I could have sat there all day, eating that manna from heaven, but Mike had to rush off to pick up his youngest daughter from nursery – but before he left, he had to sort out a bag-full of cacao nibs for the boss of local gin and vodka maker, Curio. Of course he does. Curio’s chocolate vodka is made with Chocolarder’s ethically sourced cacao nibs.
As I step out of the factory, I see that the popular Dynamite Valley micro brewery is right next door. It strikes me that, like the huge burgeoning of micro breweries, there is a future for genuine artisan ‘bean-to-bar’ chocolatiers in this country. And Mike Longman is one of only a handful of pioneers so far – including Willie Harcourt-Cooze in Devon, who shot to fame when he was featured in a Channel 4 reality programme in 2008, and now runs the internationally successful Willie’s Cacao brand. Other brands that have carved out a niche include Hotel Chocolat, Duffy’s Chocolate, Seaforth and Forever Cacao.

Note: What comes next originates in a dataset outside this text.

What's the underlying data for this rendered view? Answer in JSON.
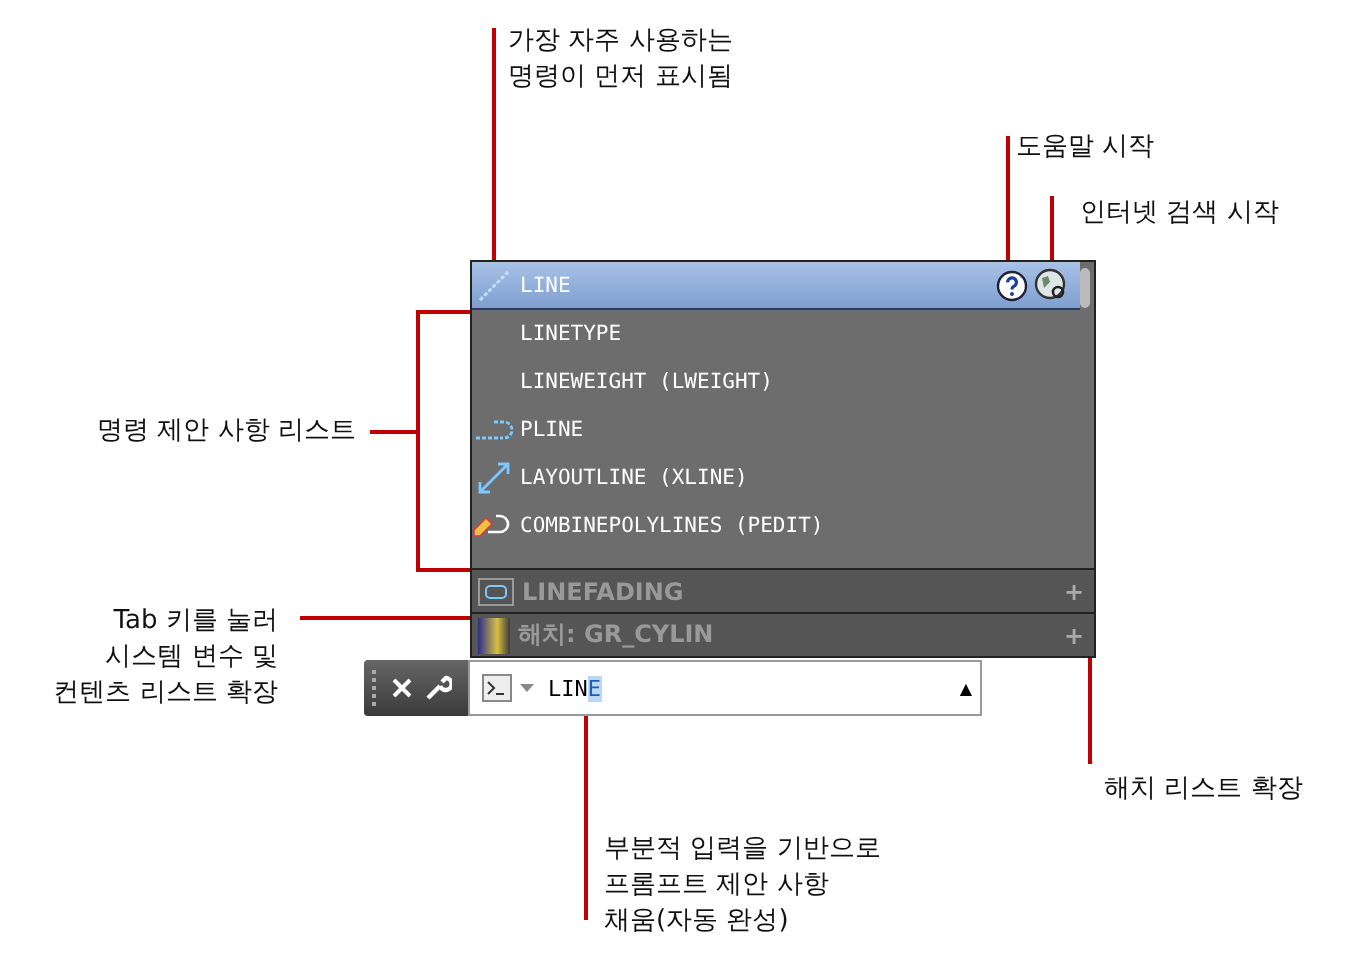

In America, it’s a rapidly growing industry, especially as North American chocolate-makers have relatively easy access to Central and South America. It is these independent micro-chocolatiers who help Chocolarder to ensure that their beans are 100% ethically sourced: they travel down to the plantations themselves and pay workers much higher wages than the big multinational distributors. Similarly, the unrefined sugar is sourced only using personal contacts who have visited the farms and plantations that produce the sugar cane. Mike’s also determined to avoid the massive carbon footprint of importing the beans halfway across the world via cargo ship or plane, so the next step is putting the beans on the magnificent Tres Hombres sailing schooner, which will dock at Falmouth, where an electric van will transport the beans to the factory.

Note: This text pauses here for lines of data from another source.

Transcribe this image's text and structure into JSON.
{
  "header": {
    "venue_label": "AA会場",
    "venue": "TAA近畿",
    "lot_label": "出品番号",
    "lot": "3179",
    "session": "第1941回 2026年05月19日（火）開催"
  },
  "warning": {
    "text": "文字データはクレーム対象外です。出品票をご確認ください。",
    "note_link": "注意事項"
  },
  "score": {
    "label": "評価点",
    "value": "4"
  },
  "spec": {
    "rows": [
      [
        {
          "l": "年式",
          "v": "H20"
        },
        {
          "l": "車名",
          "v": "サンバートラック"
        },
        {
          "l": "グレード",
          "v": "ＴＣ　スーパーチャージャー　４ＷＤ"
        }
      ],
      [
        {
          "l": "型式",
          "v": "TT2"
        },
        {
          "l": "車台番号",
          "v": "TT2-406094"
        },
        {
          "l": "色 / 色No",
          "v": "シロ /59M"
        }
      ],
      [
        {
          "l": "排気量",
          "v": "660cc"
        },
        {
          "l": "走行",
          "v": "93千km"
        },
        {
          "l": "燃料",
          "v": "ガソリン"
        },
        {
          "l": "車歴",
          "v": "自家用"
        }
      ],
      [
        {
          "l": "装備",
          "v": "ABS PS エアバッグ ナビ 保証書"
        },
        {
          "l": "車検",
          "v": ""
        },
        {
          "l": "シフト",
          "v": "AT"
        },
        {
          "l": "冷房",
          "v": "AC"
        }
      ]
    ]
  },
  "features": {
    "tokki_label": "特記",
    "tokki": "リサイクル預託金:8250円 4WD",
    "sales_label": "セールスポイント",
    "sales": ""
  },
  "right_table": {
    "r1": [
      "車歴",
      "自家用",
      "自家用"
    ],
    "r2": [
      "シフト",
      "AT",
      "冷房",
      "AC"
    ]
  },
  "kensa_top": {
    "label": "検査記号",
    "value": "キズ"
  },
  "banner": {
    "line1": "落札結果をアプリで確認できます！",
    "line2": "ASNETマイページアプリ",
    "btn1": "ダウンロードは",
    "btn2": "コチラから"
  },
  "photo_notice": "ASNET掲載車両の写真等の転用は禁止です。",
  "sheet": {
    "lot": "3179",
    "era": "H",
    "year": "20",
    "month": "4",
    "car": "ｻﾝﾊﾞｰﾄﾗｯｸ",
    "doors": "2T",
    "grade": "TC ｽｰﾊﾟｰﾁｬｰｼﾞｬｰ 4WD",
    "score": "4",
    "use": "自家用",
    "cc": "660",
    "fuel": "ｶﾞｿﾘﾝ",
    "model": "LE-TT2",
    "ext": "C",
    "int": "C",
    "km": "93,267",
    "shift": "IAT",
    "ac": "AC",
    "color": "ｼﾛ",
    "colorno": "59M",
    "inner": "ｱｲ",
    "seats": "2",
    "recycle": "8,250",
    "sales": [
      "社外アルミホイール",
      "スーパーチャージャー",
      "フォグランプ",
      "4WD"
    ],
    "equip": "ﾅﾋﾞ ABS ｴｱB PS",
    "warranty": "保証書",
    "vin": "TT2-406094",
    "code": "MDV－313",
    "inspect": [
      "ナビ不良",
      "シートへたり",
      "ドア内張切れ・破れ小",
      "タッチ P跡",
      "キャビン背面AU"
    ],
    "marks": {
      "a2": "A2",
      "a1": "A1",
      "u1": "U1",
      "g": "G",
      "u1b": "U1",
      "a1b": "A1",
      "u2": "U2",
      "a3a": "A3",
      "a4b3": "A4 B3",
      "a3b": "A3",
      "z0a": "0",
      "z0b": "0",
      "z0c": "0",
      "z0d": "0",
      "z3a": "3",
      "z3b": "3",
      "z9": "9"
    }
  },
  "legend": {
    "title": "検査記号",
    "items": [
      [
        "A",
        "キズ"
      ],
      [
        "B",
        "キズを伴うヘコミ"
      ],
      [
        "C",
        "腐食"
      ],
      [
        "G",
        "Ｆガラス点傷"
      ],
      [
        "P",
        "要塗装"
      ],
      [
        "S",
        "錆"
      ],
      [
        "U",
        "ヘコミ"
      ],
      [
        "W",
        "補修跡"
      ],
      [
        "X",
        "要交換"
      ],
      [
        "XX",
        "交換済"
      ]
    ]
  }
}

It is pretty clear that making chocolate to these standards, with these overheads, cannot be making much profit. So what exactly is in it for Mike, who, along with his healthcare-worker wife, is supporting his young family? “I just want to educate people, really, about where chocolate comes from, and how to minimise the damage of making chocolate. And it’s about the flexibility and the lifestyle, rather than the money...” With a happy grin, he climbs into his car and drives off to attend to the next generation.

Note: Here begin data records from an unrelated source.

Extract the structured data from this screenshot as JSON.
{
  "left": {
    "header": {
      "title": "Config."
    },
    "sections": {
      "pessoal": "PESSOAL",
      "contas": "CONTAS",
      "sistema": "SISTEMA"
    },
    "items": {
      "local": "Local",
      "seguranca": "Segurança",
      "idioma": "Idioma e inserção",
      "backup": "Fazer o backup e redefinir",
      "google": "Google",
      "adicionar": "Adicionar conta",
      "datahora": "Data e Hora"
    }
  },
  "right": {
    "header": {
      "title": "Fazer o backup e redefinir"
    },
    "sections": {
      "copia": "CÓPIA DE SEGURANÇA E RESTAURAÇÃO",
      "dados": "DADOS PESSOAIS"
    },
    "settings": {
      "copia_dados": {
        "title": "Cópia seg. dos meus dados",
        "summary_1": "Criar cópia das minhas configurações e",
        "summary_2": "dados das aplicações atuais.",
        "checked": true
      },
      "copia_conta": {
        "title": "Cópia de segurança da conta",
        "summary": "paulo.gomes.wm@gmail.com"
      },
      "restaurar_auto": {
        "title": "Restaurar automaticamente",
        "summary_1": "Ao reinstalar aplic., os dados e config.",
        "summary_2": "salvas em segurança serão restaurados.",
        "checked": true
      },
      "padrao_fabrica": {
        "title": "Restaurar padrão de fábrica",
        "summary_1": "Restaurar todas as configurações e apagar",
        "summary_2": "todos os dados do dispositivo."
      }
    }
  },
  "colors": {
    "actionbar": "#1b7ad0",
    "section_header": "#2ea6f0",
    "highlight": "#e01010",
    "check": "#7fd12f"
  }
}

Chocolarder products can be ordered from the website: chocolarder.com
Available in various outlets and cafes across Cornwall, including the Finisterre shops, and cafés like Espressini in Falmouth, the Brew House in Porthleven (when it reopens), Strong Adolfo’s, the Jam Jar (Newquay), Muddy Beach in Penryn, Scarlet wine shop in Hayle. It is also sold at the Earth & Water and Baileys Country Store in Penryn; The Natural Store in Helston and Falmouth; Picnic, and Create Arts Café in Falmouth; Archie Browns and Cornish Food Box Company in Truro; the Common Wanderer in St Ives; the Scarlet Hotel and Bedruthan Steps Hotel, theEden Project, St Michaels Mount; then further afield, in The Better FoodCompany in Bristol and Claire’s Cornish Kitchen in Primrose Hill.